- _To do_:
Repeat the records exactly. Every line must match.

(Material for this task begins)

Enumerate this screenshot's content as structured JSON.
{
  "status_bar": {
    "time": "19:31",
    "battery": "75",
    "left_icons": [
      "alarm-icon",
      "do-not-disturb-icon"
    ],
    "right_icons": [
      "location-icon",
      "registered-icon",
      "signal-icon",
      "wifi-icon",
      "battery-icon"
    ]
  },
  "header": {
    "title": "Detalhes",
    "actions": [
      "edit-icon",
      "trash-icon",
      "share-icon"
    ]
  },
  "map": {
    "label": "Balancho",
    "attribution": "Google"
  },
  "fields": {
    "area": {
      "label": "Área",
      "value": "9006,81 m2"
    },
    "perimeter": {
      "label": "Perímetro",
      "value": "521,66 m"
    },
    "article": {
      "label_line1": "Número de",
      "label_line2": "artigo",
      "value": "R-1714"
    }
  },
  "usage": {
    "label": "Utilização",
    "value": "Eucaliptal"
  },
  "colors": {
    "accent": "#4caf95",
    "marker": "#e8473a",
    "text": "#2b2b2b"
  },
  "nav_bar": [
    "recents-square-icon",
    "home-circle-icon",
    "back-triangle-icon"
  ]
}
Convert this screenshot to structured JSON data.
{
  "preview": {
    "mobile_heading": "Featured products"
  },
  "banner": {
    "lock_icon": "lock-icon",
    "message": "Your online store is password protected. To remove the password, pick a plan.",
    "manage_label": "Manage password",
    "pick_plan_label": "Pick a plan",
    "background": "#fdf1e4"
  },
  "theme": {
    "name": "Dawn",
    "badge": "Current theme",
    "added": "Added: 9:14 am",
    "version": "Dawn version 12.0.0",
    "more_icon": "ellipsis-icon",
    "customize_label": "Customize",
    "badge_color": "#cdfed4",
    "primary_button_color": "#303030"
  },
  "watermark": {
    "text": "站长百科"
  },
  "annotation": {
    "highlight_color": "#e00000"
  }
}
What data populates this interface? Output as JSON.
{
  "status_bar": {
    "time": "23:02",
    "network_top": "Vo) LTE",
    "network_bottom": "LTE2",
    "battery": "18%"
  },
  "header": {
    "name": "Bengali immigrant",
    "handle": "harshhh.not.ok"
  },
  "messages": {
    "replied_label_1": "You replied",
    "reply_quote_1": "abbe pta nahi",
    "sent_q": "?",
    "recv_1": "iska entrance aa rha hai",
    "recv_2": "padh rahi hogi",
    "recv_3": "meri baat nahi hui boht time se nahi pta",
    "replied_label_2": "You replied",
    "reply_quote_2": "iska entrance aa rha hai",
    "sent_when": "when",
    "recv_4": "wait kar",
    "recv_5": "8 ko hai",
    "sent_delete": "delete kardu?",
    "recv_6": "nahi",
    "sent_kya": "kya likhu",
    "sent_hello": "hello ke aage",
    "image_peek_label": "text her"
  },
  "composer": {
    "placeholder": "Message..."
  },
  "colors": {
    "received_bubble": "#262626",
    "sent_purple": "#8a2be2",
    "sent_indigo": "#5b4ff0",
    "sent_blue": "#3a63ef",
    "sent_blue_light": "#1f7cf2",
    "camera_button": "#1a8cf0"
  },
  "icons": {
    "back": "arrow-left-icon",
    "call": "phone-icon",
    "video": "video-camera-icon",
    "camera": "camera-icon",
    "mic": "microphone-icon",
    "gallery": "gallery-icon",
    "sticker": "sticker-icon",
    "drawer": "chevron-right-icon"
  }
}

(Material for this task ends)

- _The answer_:
Enumerate this screenshot's content as structured JSON.
{
  "status_bar": {
    "time": "19:31",
    "battery": "75",
    "left_icons": [
      "alarm-icon",
      "do-not-disturb-icon"
    ],
    "right_icons": [
      "location-icon",
      "registered-icon",
      "signal-icon",
      "wifi-icon",
      "battery-icon"
    ]
  },
  "header": {
    "title": "Detalhes",
    "actions": [
      "edit-icon",
      "trash-icon",
      "share-icon"
    ]
  },
  "map": {
    "label": "Balancho",
    "attribution": "Google"
  },
  "fields": {
    "area": {
      "label": "Área",
      "value": "9006,81 m2"
    },
    "perimeter": {
      "label": "Perímetro",
      "value": "521,66 m"
    },
    "article": {
      "label_line1": "Número de",
      "label_line2": "artigo",
      "value": "R-1714"
    }
  },
  "usage": {
    "label": "Utilização",
    "value": "Eucaliptal"
  },
  "colors": {
    "accent": "#4caf95",
    "marker": "#e8473a",
    "text": "#2b2b2b"
  },
  "nav_bar": [
    "recents-square-icon",
    "home-circle-icon",
    "back-triangle-icon"
  ]
}
Convert this screenshot to structured JSON data.
{
  "preview": {
    "mobile_heading": "Featured products"
  },
  "banner": {
    "lock_icon": "lock-icon",
    "message": "Your online store is password protected. To remove the password, pick a plan.",
    "manage_label": "Manage password",
    "pick_plan_label": "Pick a plan",
    "background": "#fdf1e4"
  },
  "theme": {
    "name": "Dawn",
    "badge": "Current theme",
    "added": "Added: 9:14 am",
    "version": "Dawn version 12.0.0",
    "more_icon": "ellipsis-icon",
    "customize_label": "Customize",
    "badge_color": "#cdfed4",
    "primary_button_color": "#303030"
  },
  "watermark": {
    "text": "站长百科"
  },
  "annotation": {
    "highlight_color": "#e00000"
  }
}
What data populates this interface? Output as JSON.
{
  "status_bar": {
    "time": "23:02",
    "network_top": "Vo) LTE",
    "network_bottom": "LTE2",
    "battery": "18%"
  },
  "header": {
    "name": "Bengali immigrant",
    "handle": "harshhh.not.ok"
  },
  "messages": {
    "replied_label_1": "You replied",
    "reply_quote_1": "abbe pta nahi",
    "sent_q": "?",
    "recv_1": "iska entrance aa rha hai",
    "recv_2": "padh rahi hogi",
    "recv_3": "meri baat nahi hui boht time se nahi pta",
    "replied_label_2": "You replied",
    "reply_quote_2": "iska entrance aa rha hai",
    "sent_when": "when",
    "recv_4": "wait kar",
    "recv_5": "8 ko hai",
    "sent_delete": "delete kardu?",
    "recv_6": "nahi",
    "sent_kya": "kya likhu",
    "sent_hello": "hello ke aage",
    "image_peek_label": "text her"
  },
  "composer": {
    "placeholder": "Message..."
  },
  "colors": {
    "received_bubble": "#262626",
    "sent_purple": "#8a2be2",
    "sent_indigo": "#5b4ff0",
    "sent_blue": "#3a63ef",
    "sent_blue_light": "#1f7cf2",
    "camera_button": "#1a8cf0"
  },
  "icons": {
    "back": "arrow-left-icon",
    "call": "phone-icon",
    "video": "video-camera-icon",
    "camera": "camera-icon",
    "mic": "microphone-icon",
    "gallery": "gallery-icon",
    "sticker": "sticker-icon",
    "drawer": "chevron-right-icon"
  }
}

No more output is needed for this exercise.